You have to remember once you step onto the course to play, you are bringing to the table everything you have worked on up until that point. Once you are on the first tee, there’s no more working on swing mechanics. There’s no more hitting the gym to get stronger. There’s no ordering that fancy new driver and having it delivered on the fifth tee box because your current driver is letting you down. You have to work with what you have. The only thing you do have control over changing on the course is your brain, your thoughts, and how your brain communicates with your body.
That’s why I believe your brain is your most important asset on the course. Here are 3 simple things you can take to the course with you that can help you no matter what level you are at with your game.
- There are no “bad shots”. There is only “great”, “good”, or “good enough”. This specific idea comes from the book “Be a Player” by Pia Nilsson and Lynn Marriott, who established the Vision54 program. I highly recommend this book. Basically, there are no negative shots. If it’s “good enough”, then that is still positive. You have to figure out what each of these shots looks like for you. For example, my “great” shots are shots that do exactly what I envisioned in my brain. A “good” shot would be a shot that still gives me a decent chance at par, bogey at worst, and a “good enough” shot would be a shot that moves me forward, closer to the hole.
- If it doesn’t feel right, DON’T HIT IT. I have had to learn this many a time, even though I know in my gut I shouldn’t do it. I still grab that club that feels uncomfortable and try to hit the shot that freaks me out. Do not hit that golf ball until you feel 100% comfortable hitting that shot with the club you have put in your hands.
- Find what helps you stay in the present. As soon as I start playing well and my brain thinks about my final score, everything goes down the drain. My favorite quote is “There is the present, and then there is nothing else.” It’s so simple but SO TRUE. There’s no point in thinking about a good or bad score at the end, because it doesn’t even exist yet. A few tricks that help me stay in the present are slowly counting to ten in my head when my thoughts start to drift, or having my current favorite catchy song in my head to sing or hum and distract my brain.

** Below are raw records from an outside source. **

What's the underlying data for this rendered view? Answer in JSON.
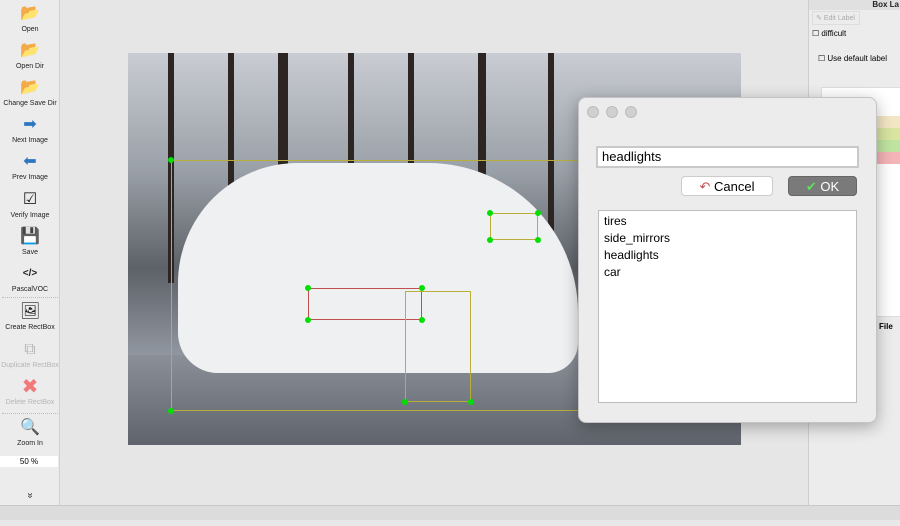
{
  "toolbar": {
    "items": [
      {
        "label": "Open",
        "icon": "folder-icon"
      },
      {
        "label": "Open Dir",
        "icon": "folder-icon"
      },
      {
        "label": "Change Save Dir",
        "icon": "folder-icon"
      },
      {
        "label": "Next Image",
        "icon": "arrow-right-icon"
      },
      {
        "label": "Prev Image",
        "icon": "arrow-left-icon"
      },
      {
        "label": "Verify Image",
        "icon": "checkbox-icon"
      },
      {
        "label": "Save",
        "icon": "floppy-icon"
      },
      {
        "label": "PascalVOC",
        "icon": "code-icon"
      },
      {
        "label": "Create RectBox",
        "icon": "rectbox-icon"
      },
      {
        "label": "Duplicate RectBox",
        "icon": "duplicate-icon"
      },
      {
        "label": "Delete RectBox",
        "icon": "delete-x-icon"
      },
      {
        "label": "Zoom In",
        "icon": "zoom-in-icon"
      }
    ],
    "zoom": "50 %",
    "more": "»"
  },
  "dock": {
    "title": "Box La",
    "edit_label": "Edit Label",
    "difficult": "difficult",
    "use_default_label": "Use default label",
    "file_tab": "File",
    "label_colors": [
      "#f2e6c4",
      "#d8e4a0",
      "#bfe3a0",
      "#f4b4b8"
    ]
  },
  "dialog": {
    "input_value": "headlights",
    "cancel": "Cancel",
    "ok": "OK",
    "labels": [
      "tires",
      "side_mirrors",
      "headlights",
      "car"
    ]
  }
}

If these thoughts spark intrigue for you, I definitely recommend you pick up a copy of “Be a Player”, which you can find on Amazon. It’s my favorite mental game book and gives you actual exercises for your brain you can do on the course to figure out what works best for you.